The Russell Investments Center is located at 1301 Second Avenue, 18th Floor, Seattle, WA 98101; 206.505.7877; http://www.russellinvestmentscenter.com/; see the building page. Read these articles: November/December 2013 Analytics: Tracking a Green Roof by Russ Klettke in gb&d and the November 4, 2013 Tracking A Green Roof from PFS Studio. See the 2007 ASLA Professional Awards profile with a great write-up and many photos. Learn about American Hydrotech in The Greenroof & Greenwall Directory.
Formerly owned by Washington Mutual Bank, who built the green roof before dissolving in the financial crisis of 2008, the Russell Investments Center tower boasts forty-two stories of Class A+ office space at Second and Union in downtown Seattle. On its completion, the then WaMu Center was the largest skyscraper to mark Seattle’s skyline in nearly 15 years. Currently it is the city’s 6th tallest building, at 182 meters (598 ft). JPMorgan Chase took ownership of the building when it bought WaMu from the FDIC, but sold it a year later to Northwestern Mutual of Milwaukee.
Russell Investments is a subsidiary of Northwestern Mutual, and the Russell Investments Center skyscraper is very well known for its beautiful, thriving roof garden on the 17th floor.
Sweeping, unparalleled views of Elliott Bay, the Olympic Mountains, Mount Rainier, the Space Needle and downtown Seattle are visible from just about any place in the building, especially off the landscaped deck which is available to all building tenants. Russell Investments Center boasts a perfect 100 ENERGY STAR score, making it the most efficient high rise in Seattle and a candidate for LEED-EB Platinum status.
The original owner had requested the landscape architecture firm, PFS Studio (formerly Phillips Farevaag Smallenberg) to design a space where employees could have access to fresh air and sunlight. The roof garden design philosophy addressed four major principles: Genus Loci; Edges: Inside / Outside; Views: Intimate / Grand; Program: Event / Everyday.
“PFS’s concept integrates elements that relay the story about the center, its local origins and the community it serves. The project presented a rare opportunity to reference the varied and unique landscapes of Washington State, from its coastal beaches to the Olympic and Cascade ranges and the interior plateau,” (PFS Studio, see below).
In 2007 Phillips Farevaag Smallenberg received an Honor Award from the American Society of Landscape Architects for the Washington Mutual Bank project. “The landscape architect for the project developed design concepts for the roof 17th floor roof deck in close collaboration with the architect and project engineers. Curtain walls and seating at the building edge further connect the garden to the interior lounge creating a seamless indoor-outdoor experience. Key collaborative efforts included working with architects, interior designers, and structural engineers to develop an outdoor fireplace, boulder outcroppings, and windscreens into a fully integrated landscape and building design.
“As a result the garden has already become the most vital social and event space for the client’s central downtown campus.
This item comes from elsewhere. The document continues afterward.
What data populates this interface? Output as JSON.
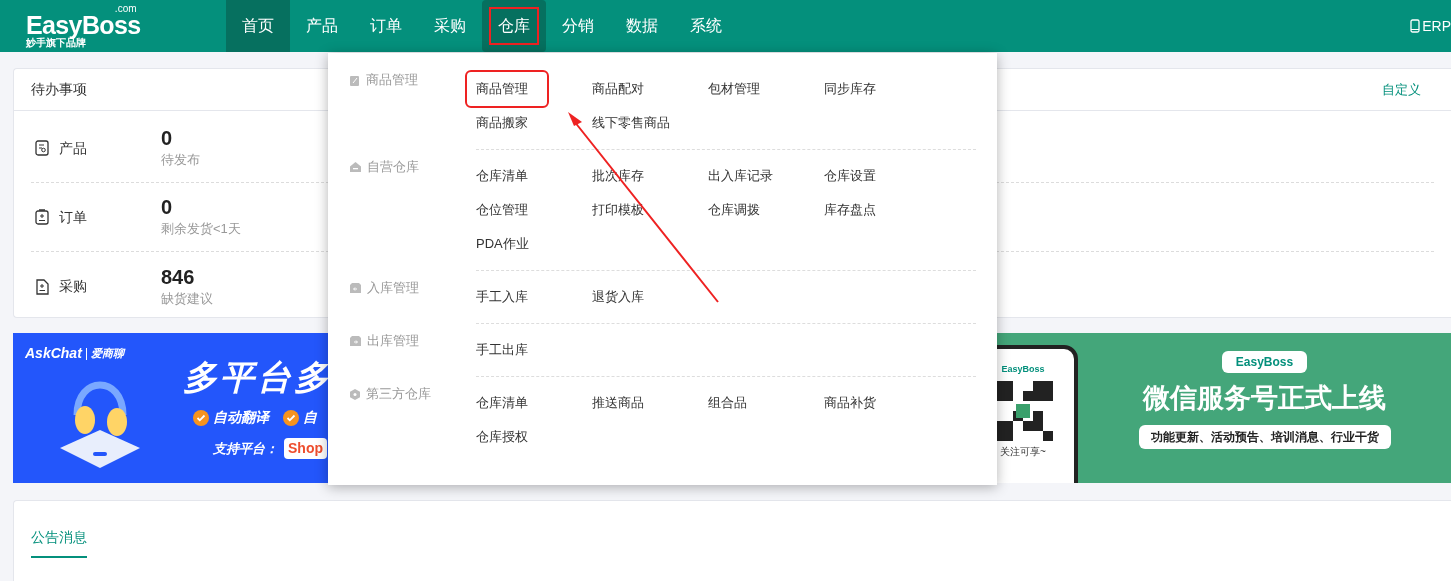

Planting, pathways, and wood decking were designed to symbolically represent the diverse landscapes of Washington State. As almost two-thirds of the deck is planted with predominantly drought-tolerant and native plants, the 17th floor garden has already gained the reputation as one of Seattle’s largest green roofs,” (ASLA, 2007).
“The plan called for a diverse plant system that would be aesthetically pleasing and attractive to employees, effectively turning the concept of the windowless employee lunchroom inside out. Native pine trees, bamboo, and grasses fit the site conditions with cross-cables in the shallow, 12- to 36-inch-deep soil to brace trees against those occasional windstorms. A hat-like partial roof protects plantings from downdrafts along the curtainwall that rises above the garden to the top of the building at 42 stories,” (gb&d, 2013).